- [Collected data entries]
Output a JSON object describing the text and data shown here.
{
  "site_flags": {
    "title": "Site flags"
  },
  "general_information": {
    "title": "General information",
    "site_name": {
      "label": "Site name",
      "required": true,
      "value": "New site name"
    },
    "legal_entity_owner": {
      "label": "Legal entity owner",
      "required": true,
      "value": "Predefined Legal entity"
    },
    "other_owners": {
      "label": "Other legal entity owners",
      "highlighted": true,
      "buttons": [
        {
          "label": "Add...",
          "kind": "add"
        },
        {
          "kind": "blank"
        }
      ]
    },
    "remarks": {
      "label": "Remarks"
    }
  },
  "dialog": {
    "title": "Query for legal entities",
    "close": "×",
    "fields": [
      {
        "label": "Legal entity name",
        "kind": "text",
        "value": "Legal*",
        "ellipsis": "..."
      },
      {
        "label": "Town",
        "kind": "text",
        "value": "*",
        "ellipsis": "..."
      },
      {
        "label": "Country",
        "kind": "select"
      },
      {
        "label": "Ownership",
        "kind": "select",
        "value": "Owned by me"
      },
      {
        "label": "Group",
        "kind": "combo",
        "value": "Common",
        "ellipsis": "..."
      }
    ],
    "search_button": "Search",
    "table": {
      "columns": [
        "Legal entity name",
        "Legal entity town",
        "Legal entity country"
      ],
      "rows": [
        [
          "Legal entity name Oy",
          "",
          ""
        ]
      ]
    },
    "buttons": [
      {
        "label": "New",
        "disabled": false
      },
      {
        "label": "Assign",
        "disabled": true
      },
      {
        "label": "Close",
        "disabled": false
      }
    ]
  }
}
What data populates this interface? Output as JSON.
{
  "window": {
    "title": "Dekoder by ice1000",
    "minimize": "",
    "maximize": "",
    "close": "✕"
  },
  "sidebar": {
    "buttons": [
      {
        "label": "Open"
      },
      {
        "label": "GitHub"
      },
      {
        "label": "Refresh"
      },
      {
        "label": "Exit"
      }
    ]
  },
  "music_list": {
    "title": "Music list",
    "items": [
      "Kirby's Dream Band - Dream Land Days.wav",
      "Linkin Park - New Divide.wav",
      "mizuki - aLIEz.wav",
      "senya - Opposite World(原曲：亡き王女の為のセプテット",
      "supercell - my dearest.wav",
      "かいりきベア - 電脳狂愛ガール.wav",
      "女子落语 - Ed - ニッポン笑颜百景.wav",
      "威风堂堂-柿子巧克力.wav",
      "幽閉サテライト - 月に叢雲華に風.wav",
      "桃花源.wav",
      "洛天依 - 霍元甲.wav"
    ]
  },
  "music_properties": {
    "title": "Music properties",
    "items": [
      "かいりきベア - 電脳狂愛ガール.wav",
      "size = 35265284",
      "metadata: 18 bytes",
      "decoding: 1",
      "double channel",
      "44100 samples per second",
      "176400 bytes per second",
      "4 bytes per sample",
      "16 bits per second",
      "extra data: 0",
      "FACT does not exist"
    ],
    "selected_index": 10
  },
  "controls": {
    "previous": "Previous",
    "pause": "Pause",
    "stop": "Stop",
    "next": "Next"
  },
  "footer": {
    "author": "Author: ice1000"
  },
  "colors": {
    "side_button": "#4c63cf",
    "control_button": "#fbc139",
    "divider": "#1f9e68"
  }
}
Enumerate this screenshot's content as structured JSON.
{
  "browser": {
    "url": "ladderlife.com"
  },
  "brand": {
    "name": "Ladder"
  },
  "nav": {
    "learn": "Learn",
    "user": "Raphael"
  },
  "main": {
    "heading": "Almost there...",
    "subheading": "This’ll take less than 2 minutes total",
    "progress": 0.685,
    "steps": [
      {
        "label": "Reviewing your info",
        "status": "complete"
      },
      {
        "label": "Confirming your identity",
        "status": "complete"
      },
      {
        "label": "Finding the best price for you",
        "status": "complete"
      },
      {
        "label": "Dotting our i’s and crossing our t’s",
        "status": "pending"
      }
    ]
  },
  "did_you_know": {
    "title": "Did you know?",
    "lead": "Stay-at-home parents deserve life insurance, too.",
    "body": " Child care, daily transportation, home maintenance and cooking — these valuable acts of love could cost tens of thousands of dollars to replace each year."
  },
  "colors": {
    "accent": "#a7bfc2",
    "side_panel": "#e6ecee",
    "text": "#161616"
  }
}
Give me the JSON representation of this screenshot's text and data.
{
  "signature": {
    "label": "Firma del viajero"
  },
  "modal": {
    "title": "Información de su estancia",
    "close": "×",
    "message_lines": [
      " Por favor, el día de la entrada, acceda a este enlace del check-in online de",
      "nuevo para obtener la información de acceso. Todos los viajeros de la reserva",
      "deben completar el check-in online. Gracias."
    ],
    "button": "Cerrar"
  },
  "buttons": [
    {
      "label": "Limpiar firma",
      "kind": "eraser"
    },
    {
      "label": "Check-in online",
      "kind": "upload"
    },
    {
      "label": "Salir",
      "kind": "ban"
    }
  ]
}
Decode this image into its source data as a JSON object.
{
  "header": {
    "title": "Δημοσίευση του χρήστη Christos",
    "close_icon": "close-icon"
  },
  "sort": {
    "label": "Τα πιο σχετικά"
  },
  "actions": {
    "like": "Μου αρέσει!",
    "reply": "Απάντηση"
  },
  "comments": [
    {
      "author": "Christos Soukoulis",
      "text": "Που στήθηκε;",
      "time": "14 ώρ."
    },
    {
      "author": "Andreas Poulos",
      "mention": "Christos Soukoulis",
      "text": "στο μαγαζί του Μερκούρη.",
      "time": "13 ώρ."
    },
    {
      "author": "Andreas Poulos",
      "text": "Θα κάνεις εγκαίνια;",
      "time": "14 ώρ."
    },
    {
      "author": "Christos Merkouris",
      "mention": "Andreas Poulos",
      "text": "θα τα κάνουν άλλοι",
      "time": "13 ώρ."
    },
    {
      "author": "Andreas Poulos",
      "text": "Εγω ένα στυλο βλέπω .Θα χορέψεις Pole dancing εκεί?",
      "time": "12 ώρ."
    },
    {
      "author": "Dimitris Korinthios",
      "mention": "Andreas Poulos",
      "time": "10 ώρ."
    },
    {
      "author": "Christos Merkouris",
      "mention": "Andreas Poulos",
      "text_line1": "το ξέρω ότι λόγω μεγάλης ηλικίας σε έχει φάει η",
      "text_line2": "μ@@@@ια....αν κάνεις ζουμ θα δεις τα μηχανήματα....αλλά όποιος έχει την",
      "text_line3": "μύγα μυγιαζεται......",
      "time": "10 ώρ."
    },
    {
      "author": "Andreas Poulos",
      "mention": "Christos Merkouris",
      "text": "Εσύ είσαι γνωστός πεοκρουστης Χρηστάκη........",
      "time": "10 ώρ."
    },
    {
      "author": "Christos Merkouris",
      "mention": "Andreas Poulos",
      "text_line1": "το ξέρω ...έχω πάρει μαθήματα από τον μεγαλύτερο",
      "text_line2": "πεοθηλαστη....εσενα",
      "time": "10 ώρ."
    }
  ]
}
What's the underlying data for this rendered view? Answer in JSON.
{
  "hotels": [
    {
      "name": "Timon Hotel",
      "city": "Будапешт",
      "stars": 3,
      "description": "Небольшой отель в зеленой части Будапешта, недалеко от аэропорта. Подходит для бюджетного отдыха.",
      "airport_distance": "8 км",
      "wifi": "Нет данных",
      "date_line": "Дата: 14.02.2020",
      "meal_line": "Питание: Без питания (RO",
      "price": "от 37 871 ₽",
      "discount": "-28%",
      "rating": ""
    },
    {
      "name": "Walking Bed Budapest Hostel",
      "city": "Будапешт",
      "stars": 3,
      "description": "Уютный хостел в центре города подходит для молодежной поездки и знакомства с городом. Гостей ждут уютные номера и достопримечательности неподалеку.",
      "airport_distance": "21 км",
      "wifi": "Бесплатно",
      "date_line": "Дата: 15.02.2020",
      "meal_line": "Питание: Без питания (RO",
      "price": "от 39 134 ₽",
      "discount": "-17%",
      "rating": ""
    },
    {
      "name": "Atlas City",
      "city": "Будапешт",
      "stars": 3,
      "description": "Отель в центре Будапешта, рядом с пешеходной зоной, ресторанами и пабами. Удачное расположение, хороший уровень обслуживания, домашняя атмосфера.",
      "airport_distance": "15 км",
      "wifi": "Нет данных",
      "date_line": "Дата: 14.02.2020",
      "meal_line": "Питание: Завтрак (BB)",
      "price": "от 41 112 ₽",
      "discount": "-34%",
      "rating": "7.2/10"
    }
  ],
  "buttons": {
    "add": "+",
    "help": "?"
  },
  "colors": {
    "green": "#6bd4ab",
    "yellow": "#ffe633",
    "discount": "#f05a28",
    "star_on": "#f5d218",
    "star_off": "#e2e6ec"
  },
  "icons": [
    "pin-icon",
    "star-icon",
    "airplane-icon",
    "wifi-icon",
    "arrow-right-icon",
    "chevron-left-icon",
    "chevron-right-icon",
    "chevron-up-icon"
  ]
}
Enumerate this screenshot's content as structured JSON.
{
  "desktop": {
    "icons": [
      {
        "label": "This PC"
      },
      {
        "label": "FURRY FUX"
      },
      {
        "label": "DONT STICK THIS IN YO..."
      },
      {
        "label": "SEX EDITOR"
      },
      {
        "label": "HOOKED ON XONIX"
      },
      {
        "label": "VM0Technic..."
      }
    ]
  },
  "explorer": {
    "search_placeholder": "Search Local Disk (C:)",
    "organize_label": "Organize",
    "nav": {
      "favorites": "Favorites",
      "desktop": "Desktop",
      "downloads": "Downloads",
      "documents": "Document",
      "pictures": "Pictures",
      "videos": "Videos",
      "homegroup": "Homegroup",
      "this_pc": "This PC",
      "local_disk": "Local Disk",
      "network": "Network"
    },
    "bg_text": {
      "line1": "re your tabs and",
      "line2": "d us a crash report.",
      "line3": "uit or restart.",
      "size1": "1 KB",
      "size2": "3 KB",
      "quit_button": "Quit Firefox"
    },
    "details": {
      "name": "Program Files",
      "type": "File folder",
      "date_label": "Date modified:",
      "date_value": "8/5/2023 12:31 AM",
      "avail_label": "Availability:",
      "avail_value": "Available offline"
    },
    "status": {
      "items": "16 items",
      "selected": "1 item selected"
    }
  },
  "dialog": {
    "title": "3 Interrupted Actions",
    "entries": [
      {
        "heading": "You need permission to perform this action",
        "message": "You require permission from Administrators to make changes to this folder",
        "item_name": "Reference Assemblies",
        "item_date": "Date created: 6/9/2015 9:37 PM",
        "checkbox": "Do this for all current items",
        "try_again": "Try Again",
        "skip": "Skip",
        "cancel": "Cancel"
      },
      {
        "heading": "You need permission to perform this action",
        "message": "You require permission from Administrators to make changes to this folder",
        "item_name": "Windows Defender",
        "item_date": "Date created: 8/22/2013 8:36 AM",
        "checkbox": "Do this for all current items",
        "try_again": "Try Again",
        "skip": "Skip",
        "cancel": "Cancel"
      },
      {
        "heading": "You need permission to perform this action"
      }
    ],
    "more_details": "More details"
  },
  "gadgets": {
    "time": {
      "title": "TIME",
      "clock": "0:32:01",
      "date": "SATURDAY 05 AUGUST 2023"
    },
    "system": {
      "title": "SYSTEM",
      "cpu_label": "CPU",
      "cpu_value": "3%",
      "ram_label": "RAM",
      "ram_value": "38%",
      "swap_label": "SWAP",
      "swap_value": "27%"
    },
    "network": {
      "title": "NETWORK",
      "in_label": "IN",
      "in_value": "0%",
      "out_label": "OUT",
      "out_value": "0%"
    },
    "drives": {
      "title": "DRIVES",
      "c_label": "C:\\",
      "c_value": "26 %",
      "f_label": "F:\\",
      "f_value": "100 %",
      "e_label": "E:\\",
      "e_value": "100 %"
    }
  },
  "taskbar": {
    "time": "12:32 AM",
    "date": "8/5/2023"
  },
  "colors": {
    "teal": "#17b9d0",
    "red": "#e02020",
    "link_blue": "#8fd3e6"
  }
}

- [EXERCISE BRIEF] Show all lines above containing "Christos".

- [TASK RESPONSE]
    "title": "Δημοσίευση του χρήστη Christos",
      "author": "Christos Soukoulis",
      "mention": "Christos Soukoulis",
      "author": "Christos Merkouris",
      "author": "Christos Merkouris",
      "mention": "Christos Merkouris",
      "author": "Christos Merkouris",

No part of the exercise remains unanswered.